Advancing on a dream
Ohio State senior Eleanor Harvey readies for Rio Olympics.
Until age 15, Eleanor Harvey’s hand often held a violin bow. And for six years, it was a piano keyboard that she attacked with controlled passion. “I know there’s a completely different person who could have been here,” Harvey said of an alternate life as a musician. Instead, with a foil firmly in her grip, the Ohio State senior is representing Canada as a fencer at this summer’s Olympics.
Harvey is one of three Buckeye fencers heading to Rio de Janeiro next month. Her former teammate Mona Shaito ’14 will represent Lebanon in foil, and 2009 graduate Jason Pryor will compete for the United States in men’s épée. (The differences between those two types of fencing: the weight of the weapons — up to 500 grams for foil and up to 755 grams for épée; and the area a competitor can target — the torso in foil and the entire body in épée.)
For Harvey, this summer will mean a decade-long dream come true, though not the one she first imagined.
Harvey took up fencing as a 10-year-old in Hamilton, Ontario, only after she learned that karate, her first athletic love, was not an Olympic sport. And to be clear, making the Olympics was the goal. “I always watched it every four years,” she said. “It seemed to be the epitome — the highest you could go.”
Harvey said she wouldn’t be at the pinnacle without her mother, Lise Graydon, and grandmother Norma Beattie. While mom worked, grandmother drove Harvey to practices and competitions. Eventually, Graydon sold their house to pay for her daughter’s fencing pursuits.
“Every time I went to the next level I would win,” Harvey said. That’s when she had the idea she could be a champ. “I wouldn’t accept losing.”
Role models helped every step of the way, including Shaito, a veteran of the 2012 Summer Games in London. “She taught me how important it is never to give up,” Harvey said, “because she is known for being a fighter, even when she’s losing by a lot.”

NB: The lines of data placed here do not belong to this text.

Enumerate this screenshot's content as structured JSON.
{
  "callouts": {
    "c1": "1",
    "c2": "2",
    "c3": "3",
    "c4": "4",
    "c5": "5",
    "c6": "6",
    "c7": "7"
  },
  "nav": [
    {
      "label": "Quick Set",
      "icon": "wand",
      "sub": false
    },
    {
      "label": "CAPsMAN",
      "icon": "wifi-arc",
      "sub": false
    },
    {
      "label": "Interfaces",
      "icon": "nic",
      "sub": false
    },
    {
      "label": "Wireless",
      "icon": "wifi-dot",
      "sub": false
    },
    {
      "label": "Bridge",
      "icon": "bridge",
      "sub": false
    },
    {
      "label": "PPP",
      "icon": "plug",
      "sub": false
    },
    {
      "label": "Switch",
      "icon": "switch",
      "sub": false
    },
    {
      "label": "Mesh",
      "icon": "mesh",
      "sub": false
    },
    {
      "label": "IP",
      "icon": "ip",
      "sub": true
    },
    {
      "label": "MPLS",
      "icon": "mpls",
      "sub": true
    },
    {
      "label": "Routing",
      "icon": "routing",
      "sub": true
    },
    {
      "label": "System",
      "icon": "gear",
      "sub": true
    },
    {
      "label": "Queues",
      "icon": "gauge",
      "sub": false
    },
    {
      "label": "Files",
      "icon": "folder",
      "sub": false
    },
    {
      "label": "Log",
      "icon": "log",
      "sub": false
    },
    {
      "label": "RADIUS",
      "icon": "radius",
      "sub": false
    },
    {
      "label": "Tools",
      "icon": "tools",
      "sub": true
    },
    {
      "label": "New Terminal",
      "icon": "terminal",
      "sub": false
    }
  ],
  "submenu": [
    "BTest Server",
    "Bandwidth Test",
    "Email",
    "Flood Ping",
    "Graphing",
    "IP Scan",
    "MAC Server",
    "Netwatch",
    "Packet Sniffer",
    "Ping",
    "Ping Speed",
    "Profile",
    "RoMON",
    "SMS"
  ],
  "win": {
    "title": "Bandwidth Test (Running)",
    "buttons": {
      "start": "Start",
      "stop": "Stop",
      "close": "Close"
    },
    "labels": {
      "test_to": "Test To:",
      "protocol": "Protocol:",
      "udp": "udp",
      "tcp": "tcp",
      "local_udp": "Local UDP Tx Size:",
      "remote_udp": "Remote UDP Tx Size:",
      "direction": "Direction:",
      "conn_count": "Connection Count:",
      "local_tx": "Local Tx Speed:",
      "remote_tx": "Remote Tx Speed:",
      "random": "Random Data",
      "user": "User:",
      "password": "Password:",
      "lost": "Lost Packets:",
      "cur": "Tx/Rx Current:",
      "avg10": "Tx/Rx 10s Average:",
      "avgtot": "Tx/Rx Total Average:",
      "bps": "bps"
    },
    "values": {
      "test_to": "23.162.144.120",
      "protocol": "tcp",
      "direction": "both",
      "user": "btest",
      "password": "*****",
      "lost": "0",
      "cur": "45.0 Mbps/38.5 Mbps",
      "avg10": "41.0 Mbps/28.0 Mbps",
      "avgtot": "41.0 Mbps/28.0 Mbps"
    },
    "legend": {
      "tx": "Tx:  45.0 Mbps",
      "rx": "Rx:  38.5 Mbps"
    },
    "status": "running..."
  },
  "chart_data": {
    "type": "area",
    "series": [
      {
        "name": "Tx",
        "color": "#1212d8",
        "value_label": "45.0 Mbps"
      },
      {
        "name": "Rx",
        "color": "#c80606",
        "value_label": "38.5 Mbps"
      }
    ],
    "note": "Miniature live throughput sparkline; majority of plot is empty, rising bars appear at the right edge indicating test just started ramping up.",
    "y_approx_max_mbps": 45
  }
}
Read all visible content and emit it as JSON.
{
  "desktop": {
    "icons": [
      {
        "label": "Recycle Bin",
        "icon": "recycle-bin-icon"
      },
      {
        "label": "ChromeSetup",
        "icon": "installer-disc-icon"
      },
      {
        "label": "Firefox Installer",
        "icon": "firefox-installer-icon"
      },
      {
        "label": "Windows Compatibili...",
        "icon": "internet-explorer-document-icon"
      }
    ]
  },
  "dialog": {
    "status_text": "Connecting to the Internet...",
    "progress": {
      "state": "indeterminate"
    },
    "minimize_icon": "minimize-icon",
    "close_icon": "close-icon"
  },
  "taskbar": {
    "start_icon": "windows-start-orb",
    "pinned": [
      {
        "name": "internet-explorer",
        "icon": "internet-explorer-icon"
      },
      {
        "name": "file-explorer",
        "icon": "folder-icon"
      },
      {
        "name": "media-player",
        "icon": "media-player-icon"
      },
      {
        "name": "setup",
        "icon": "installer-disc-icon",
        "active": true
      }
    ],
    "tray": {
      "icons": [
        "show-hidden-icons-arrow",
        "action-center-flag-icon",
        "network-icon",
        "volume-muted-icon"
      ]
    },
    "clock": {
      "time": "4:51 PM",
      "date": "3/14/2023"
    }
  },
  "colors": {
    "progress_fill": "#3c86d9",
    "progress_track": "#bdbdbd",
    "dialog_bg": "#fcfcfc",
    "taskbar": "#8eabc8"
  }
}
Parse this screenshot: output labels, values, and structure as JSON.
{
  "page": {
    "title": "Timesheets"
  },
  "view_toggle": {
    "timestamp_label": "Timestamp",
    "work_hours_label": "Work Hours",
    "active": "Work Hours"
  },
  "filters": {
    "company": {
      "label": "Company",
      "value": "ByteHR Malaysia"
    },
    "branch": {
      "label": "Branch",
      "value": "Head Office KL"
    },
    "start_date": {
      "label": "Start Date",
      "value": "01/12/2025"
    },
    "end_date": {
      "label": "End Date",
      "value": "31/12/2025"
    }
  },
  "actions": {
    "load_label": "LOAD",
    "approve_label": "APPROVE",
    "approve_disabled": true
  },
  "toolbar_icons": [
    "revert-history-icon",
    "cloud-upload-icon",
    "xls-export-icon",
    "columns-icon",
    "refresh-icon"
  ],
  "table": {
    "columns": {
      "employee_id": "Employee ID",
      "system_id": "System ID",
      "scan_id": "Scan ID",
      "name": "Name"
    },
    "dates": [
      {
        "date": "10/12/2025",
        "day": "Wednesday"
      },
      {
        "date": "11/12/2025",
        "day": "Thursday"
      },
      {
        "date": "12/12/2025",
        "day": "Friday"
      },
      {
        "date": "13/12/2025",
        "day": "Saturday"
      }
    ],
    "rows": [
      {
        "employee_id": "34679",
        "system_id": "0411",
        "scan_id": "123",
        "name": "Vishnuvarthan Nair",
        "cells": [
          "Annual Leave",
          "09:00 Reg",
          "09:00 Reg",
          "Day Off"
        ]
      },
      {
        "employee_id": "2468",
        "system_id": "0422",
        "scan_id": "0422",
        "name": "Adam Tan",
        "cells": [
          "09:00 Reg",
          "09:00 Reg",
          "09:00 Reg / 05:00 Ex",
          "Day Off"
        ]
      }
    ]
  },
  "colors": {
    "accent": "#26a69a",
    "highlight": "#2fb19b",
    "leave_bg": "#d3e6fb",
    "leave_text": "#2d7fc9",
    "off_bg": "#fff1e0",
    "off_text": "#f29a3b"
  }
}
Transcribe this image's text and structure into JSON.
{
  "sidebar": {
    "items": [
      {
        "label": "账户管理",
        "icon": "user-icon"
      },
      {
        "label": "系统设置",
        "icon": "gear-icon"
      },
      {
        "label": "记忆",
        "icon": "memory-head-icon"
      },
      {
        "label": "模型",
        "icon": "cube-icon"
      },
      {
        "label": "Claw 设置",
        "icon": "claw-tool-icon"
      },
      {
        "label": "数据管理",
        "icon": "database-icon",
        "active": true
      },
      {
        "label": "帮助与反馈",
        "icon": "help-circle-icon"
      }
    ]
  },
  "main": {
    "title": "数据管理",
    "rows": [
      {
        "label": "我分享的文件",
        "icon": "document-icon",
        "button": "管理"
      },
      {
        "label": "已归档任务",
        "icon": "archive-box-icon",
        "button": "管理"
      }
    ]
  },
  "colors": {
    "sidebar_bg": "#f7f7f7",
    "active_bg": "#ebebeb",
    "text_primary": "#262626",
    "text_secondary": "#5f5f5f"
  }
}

Harvey chose to be a Buckeye in no small measure because of the coaching staff. Vladimir Nazlymov has been at the helm of Ohio State’s fencing program for 15 years, and for a decade the team has placed among the top five in the country. Nazlymov has coached three national championships with the university — in 2004, 2008 and 2012. The most recent included Shaito.
Nazlymov describes Harvey as “a very smart girl, very hardworking. She’s a piranha.” Harvey and Shaito will need that ferocious spirit, he said, when they face fencers from Italy, Russia and France at the Games. And while Nazlymov will be in Rio to cheer on his athletes, he will not be there in a coaching capacity.
As one of the youngest fencers competing in Rio, the 21-year-old Harvey is keeping her expectations in check. “I’m just excited to see what’s going to happen.”
Her most thrilling bout so far came at the end of last year’s Pan American Games. Harvey won in overtime to give Team Canada its first victory over the United States in women’s foil in the history of the games. “I just fell to the ground,” where she was rushed by her teammates. “It’s more fun to
Another high point: Harvey earned the NCAA title in women’s foil in March when she defeated the competition’s No. 1 seed, making her only the second Buckeye to capture an NCAA championship in women’s foil.
In addition to the gold medalsshe’s won in national and international competitions, the psychology major is proud of the 4.0 GPA she has earned each of the past three semesters. And when Harvey finally hangs up her foil? “My plan is to move back to Canada and be a part-time fencing coach and be a firefighter.” It’s a career that will require her to be “mentally calm and physically fit,” just like fencing.